# WHAT IS NEEDED
Return the entire listing, word for word.

# LISTED ENTRIES
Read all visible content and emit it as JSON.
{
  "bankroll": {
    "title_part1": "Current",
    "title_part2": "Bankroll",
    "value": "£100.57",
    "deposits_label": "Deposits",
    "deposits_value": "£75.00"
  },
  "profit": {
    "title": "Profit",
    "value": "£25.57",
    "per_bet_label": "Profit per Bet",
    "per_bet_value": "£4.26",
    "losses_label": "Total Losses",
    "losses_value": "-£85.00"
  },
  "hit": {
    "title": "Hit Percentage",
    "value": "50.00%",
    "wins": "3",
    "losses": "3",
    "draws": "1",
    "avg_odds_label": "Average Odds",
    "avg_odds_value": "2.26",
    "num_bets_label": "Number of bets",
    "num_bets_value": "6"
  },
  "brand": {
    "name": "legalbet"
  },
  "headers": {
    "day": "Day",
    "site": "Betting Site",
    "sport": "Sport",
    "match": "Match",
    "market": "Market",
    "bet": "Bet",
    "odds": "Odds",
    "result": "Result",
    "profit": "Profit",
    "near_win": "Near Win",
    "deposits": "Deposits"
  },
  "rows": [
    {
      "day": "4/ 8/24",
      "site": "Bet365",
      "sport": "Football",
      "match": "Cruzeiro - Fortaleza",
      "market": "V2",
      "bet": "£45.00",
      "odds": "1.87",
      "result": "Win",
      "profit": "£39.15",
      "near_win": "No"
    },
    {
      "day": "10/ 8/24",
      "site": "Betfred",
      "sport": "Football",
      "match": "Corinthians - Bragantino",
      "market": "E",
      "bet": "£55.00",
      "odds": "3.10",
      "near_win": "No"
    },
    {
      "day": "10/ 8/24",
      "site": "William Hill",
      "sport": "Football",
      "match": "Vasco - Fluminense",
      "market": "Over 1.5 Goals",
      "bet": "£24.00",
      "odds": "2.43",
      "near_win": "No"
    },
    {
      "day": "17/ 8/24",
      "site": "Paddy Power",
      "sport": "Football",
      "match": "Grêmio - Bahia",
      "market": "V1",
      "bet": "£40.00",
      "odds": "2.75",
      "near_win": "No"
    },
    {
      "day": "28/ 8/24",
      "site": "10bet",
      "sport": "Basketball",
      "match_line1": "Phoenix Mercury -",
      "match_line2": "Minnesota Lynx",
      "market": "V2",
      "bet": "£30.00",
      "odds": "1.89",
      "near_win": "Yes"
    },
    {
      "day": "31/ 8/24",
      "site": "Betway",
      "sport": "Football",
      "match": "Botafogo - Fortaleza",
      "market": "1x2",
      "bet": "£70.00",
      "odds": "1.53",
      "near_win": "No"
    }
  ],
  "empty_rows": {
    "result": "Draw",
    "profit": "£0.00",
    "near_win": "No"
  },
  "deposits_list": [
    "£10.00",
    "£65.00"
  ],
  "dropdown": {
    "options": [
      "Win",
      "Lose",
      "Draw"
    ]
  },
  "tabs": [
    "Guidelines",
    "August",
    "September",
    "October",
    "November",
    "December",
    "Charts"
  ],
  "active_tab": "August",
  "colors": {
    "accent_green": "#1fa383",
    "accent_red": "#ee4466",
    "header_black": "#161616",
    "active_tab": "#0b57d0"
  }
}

# RESULT OF THIS EXERCISE
Read all visible content and emit it as JSON.
{
  "bankroll": {
    "title_part1": "Current",
    "title_part2": "Bankroll",
    "value": "£100.57",
    "deposits_label": "Deposits",
    "deposits_value": "£75.00"
  },
  "profit": {
    "title": "Profit",
    "value": "£25.57",
    "per_bet_label": "Profit per Bet",
    "per_bet_value": "£4.26",
    "losses_label": "Total Losses",
    "losses_value": "-£85.00"
  },
  "hit": {
    "title": "Hit Percentage",
    "value": "50.00%",
    "wins": "3",
    "losses": "3",
    "draws": "1",
    "avg_odds_label": "Average Odds",
    "avg_odds_value": "2.26",
    "num_bets_label": "Number of bets",
    "num_bets_value": "6"
  },
  "brand": {
    "name": "legalbet"
  },
  "headers": {
    "day": "Day",
    "site": "Betting Site",
    "sport": "Sport",
    "match": "Match",
    "market": "Market",
    "bet": "Bet",
    "odds": "Odds",
    "result": "Result",
    "profit": "Profit",
    "near_win": "Near Win",
    "deposits": "Deposits"
  },
  "rows": [
    {
      "day": "4/ 8/24",
      "site": "Bet365",
      "sport": "Football",
      "match": "Cruzeiro - Fortaleza",
      "market": "V2",
      "bet": "£45.00",
      "odds": "1.87",
      "result": "Win",
      "profit": "£39.15",
      "near_win": "No"
    },
    {
      "day": "10/ 8/24",
      "site": "Betfred",
      "sport": "Football",
      "match": "Corinthians - Bragantino",
      "market": "E",
      "bet": "£55.00",
      "odds": "3.10",
      "near_win": "No"
    },
    {
      "day": "10/ 8/24",
      "site": "William Hill",
      "sport": "Football",
      "match": "Vasco - Fluminense",
      "market": "Over 1.5 Goals",
      "bet": "£24.00",
      "odds": "2.43",
      "near_win": "No"
    },
    {
      "day": "17/ 8/24",
      "site": "Paddy Power",
      "sport": "Football",
      "match": "Grêmio - Bahia",
      "market": "V1",
      "bet": "£40.00",
      "odds": "2.75",
      "near_win": "No"
    },
    {
      "day": "28/ 8/24",
      "site": "10bet",
      "sport": "Basketball",
      "match_line1": "Phoenix Mercury -",
      "match_line2": "Minnesota Lynx",
      "market": "V2",
      "bet": "£30.00",
      "odds": "1.89",
      "near_win": "Yes"
    },
    {
      "day": "31/ 8/24",
      "site": "Betway",
      "sport": "Football",
      "match": "Botafogo - Fortaleza",
      "market": "1x2",
      "bet": "£70.00",
      "odds": "1.53",
      "near_win": "No"
    }
  ],
  "empty_rows": {
    "result": "Draw",
    "profit": "£0.00",
    "near_win": "No"
  },
  "deposits_list": [
    "£10.00",
    "£65.00"
  ],
  "dropdown": {
    "options": [
      "Win",
      "Lose",
      "Draw"
    ]
  },
  "tabs": [
    "Guidelines",
    "August",
    "September",
    "October",
    "November",
    "December",
    "Charts"
  ],
  "active_tab": "August",
  "colors": {
    "accent_green": "#1fa383",
    "accent_red": "#ee4466",
    "header_black": "#161616",
    "active_tab": "#0b57d0"
  }
}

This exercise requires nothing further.